Task data:
━━━━━━━━━━━━━━━━━━━━━━━━━━━━━━
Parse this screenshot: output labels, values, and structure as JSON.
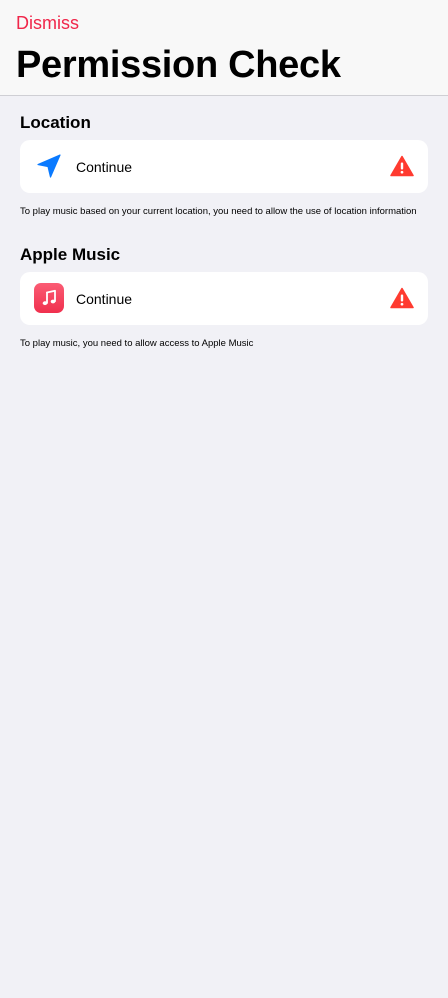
{
  "header": {
    "dismiss_label": "Dismiss",
    "title": "Permission Check"
  },
  "sections": [
    {
      "title": "Location",
      "item_label": "Continue",
      "icon": "location-arrow-icon",
      "status_icon": "warning-icon",
      "footnote": "To play music based on your current location, you need to allow the use of location information"
    },
    {
      "title": "Apple Music",
      "item_label": "Continue",
      "icon": "apple-music-icon",
      "status_icon": "warning-icon",
      "footnote": "To play music, you need to allow access to Apple Music"
    }
  ],
  "colors": {
    "accent": "#f0264a",
    "location_blue": "#0a7aff",
    "warning_red": "#ff3b30",
    "background": "#f1f1f6"
  }
}
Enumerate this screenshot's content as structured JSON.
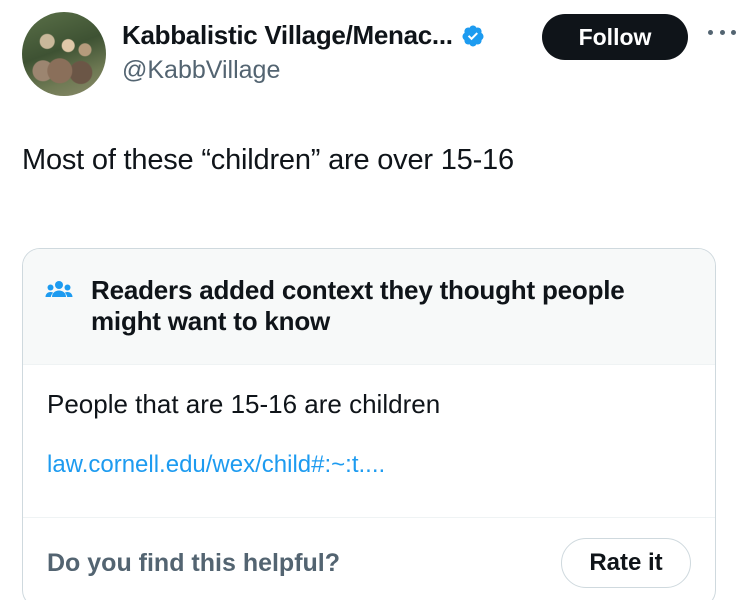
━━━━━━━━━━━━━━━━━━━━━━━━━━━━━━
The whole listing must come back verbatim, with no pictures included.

Parse this screenshot: output labels, values, and structure as JSON.
{
  "header": {
    "dismiss_label": "Dismiss",
    "title": "Permission Check"
  },
  "sections": [
    {
      "title": "Location",
      "item_label": "Continue",
      "icon": "location-arrow-icon",
      "status_icon": "warning-icon",
      "footnote": "To play music based on your current location, you need to allow the use of location information"
    },
    {
      "title": "Apple Music",
      "item_label": "Continue",
      "icon": "apple-music-icon",
      "status_icon": "warning-icon",
      "footnote": "To play music, you need to allow access to Apple Music"
    }
  ],
  "colors": {
    "accent": "#f0264a",
    "location_blue": "#0a7aff",
    "warning_red": "#ff3b30",
    "background": "#f1f1f6"
  }
}
Enumerate this screenshot's content as structured JSON.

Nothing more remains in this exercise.